I’ve been waking up early this week. This morning I placed my hands on my lower abdomen and imagined my womb lining thickening up, and what it would be like to actually be pregnant. This is something I have never experienced so even this would be amazing.

Tomorrow my sister and I have our first scans. We are both quite excited to see what hers will show. Will there be two ripening follicles, five, 12 or 21 – or none?

We dropped her fiance off at the airport this afternoon to fly back to New Zealand. I felt so guilty to be separating them for over two weeks. This is the most time they have been apart since meeting just over five years ago. It is especially hard now they have a daughter and I felt so sad seeing him say goodbye to her. I hope she doesn’t start crawling whilst here or passing any other momentous milestones as it would be such a shame for him to miss that. How on earth do families with one person travelling a lot for work manage?

We are now all home again and settling down to normal life. My brother-in-law’s departure signals the end of the holiday and highlights the fact that my sister is here to help us get pregnant.

I am woman; hear me borg

They say the eldest siblings get the best genes due to the youth of the parents. It’s most likely rubbish and definitely not true in my case.

I am the eldest of five but given the modifications I have had, you would not think I had the best genes.

Firstly, I was born with such a big ‘outtie’ belly button that I had to have surgery at two. Goodness knows how big it was but it must have been substantial to warrant an op. Plus I share the same deafness in one ear as my aunt.

I have also had: braces on my teeth (they weren’t just a little wonky; I had fangs and an overbite so big it could have offered shelter in a rainstorm; roaccutane for acne; glasses then lenses then laser surgery for short-sightedness; bilateral bunion surgery; and chronic asthma which is completely controlled with meds so no worries there.  Also my ovaries decided to go to sleep earlier than expected in my mid thirties.

Now I am trying to conceive a baby in a most unconventional way; by IVF with eggs donated me by my sister who is travelling from New Zealand to Australia tomorrow.

She is younger than me and by comparison is the picture of genetic perfection: She is the only one with straight teeth in the family; has perfect eyesight; beautiful skin with a smattering of freckles which has made her a boy magnet since age 15; no asthma or allergies; great feet and apparently an egg reserve which puts her in the 90th centile for her age group (34).

How great is that? I feel so lucky to be getting the chance to procreate with such fabulous genes.

It makes me feel quite borg-like.

Organised for life

I’ve just been reading Womb for Improvement’s (WfI) blog. She is also about to begin an IVF cycle which is very exciting news.
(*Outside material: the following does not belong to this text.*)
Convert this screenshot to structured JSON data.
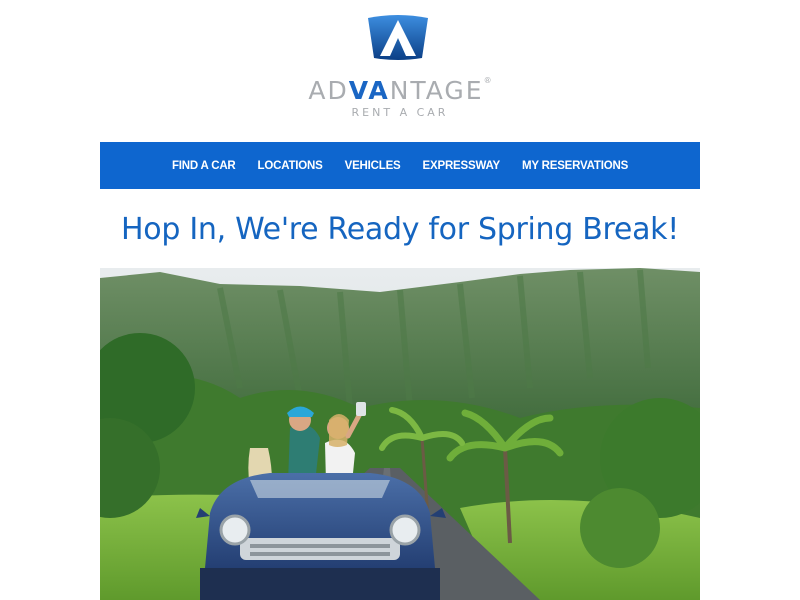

I’m very impressed as WfI seems very organised. She already has the drugs she needs for her cycle beginning on 8 Feb. Her doctor must also be very organised.

By comparison our/my doctor forgot my sister would be arriving for her inter-country inter-body baby-conception trial next week and booked himself on an overseas holiday. Luckily my sis is arriving on the evening before he leaves, so we will drive straight from the airport to the hospital so we can have our night time consultation with him.

We also have no idea what kind of cycle she will be on. Plus we need to have ICSI at the time of fertilisation to make doubly sure my husband’s sperm can permeate the walls of my sister’s ovums. We haven’t talked about any of this so far. Thus I am feeling a little disorganised.

Another sister of ours concluded an IVF cycle in New Zealand with an embryo implanted just yesterday. She is also very organised and wanted to know what type of treatment sister 1 and I would be embarking on. I was embarrassed to say I didn’t have a clue. By the way, keep your fingers crossed for my sister.

Plus our police check certificates still haven’t arrived (yes, in Victoria Australia, we have to prove that we are not paedofiles before we are allowed IVF.)

Honestly, I feel like instead of planning with military precision for what may be the making of our baby; my doctor and my husband and I are approaching this with the carelessness and casualness of a weekend break away somewhere.

But in a way I quite like it like this as it doesn’t make the situation seem as serious.